(Available data Opens)
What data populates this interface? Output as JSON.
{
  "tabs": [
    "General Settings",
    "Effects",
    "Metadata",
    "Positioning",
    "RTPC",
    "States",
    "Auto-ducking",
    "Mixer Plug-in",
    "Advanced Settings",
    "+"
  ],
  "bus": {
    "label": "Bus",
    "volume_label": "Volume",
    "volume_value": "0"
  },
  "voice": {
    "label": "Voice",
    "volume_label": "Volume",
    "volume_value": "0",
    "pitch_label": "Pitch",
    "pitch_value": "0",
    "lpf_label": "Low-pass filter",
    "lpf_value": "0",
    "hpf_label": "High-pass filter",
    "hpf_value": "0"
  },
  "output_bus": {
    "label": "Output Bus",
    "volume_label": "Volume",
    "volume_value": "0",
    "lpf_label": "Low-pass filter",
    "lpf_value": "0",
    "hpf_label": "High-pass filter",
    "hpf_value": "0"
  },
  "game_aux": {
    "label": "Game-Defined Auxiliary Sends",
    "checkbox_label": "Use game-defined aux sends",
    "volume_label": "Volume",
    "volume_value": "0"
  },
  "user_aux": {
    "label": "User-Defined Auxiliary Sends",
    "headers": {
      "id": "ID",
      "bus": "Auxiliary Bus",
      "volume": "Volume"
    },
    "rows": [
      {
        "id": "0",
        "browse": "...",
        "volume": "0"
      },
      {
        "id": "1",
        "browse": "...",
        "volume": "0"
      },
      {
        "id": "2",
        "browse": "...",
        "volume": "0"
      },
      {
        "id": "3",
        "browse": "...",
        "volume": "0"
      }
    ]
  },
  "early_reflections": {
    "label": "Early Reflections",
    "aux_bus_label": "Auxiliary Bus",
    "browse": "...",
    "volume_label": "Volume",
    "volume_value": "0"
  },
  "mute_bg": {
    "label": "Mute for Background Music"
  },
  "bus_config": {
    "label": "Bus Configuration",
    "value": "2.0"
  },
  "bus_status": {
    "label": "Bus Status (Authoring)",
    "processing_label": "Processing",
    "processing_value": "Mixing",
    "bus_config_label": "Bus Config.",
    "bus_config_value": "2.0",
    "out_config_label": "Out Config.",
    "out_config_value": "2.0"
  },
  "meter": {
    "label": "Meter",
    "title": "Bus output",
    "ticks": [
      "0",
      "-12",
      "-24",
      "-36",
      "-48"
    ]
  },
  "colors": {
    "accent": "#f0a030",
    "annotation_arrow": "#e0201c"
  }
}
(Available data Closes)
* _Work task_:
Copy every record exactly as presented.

* _Answer space_:
What data populates this interface? Output as JSON.
{
  "tabs": [
    "General Settings",
    "Effects",
    "Metadata",
    "Positioning",
    "RTPC",
    "States",
    "Auto-ducking",
    "Mixer Plug-in",
    "Advanced Settings",
    "+"
  ],
  "bus": {
    "label": "Bus",
    "volume_label": "Volume",
    "volume_value": "0"
  },
  "voice": {
    "label": "Voice",
    "volume_label": "Volume",
    "volume_value": "0",
    "pitch_label": "Pitch",
    "pitch_value": "0",
    "lpf_label": "Low-pass filter",
    "lpf_value": "0",
    "hpf_label": "High-pass filter",
    "hpf_value": "0"
  },
  "output_bus": {
    "label": "Output Bus",
    "volume_label": "Volume",
    "volume_value": "0",
    "lpf_label": "Low-pass filter",
    "lpf_value": "0",
    "hpf_label": "High-pass filter",
    "hpf_value": "0"
  },
  "game_aux": {
    "label": "Game-Defined Auxiliary Sends",
    "checkbox_label": "Use game-defined aux sends",
    "volume_label": "Volume",
    "volume_value": "0"
  },
  "user_aux": {
    "label": "User-Defined Auxiliary Sends",
    "headers": {
      "id": "ID",
      "bus": "Auxiliary Bus",
      "volume": "Volume"
    },
    "rows": [
      {
        "id": "0",
        "browse": "...",
        "volume": "0"
      },
      {
        "id": "1",
        "browse": "...",
        "volume": "0"
      },
      {
        "id": "2",
        "browse": "...",
        "volume": "0"
      },
      {
        "id": "3",
        "browse": "...",
        "volume": "0"
      }
    ]
  },
  "early_reflections": {
    "label": "Early Reflections",
    "aux_bus_label": "Auxiliary Bus",
    "browse": "...",
    "volume_label": "Volume",
    "volume_value": "0"
  },
  "mute_bg": {
    "label": "Mute for Background Music"
  },
  "bus_config": {
    "label": "Bus Configuration",
    "value": "2.0"
  },
  "bus_status": {
    "label": "Bus Status (Authoring)",
    "processing_label": "Processing",
    "processing_value": "Mixing",
    "bus_config_label": "Bus Config.",
    "bus_config_value": "2.0",
    "out_config_label": "Out Config.",
    "out_config_value": "2.0"
  },
  "meter": {
    "label": "Meter",
    "title": "Bus output",
    "ticks": [
      "0",
      "-12",
      "-24",
      "-36",
      "-48"
    ]
  },
  "colors": {
    "accent": "#f0a030",
    "annotation_arrow": "#e0201c"
  }
}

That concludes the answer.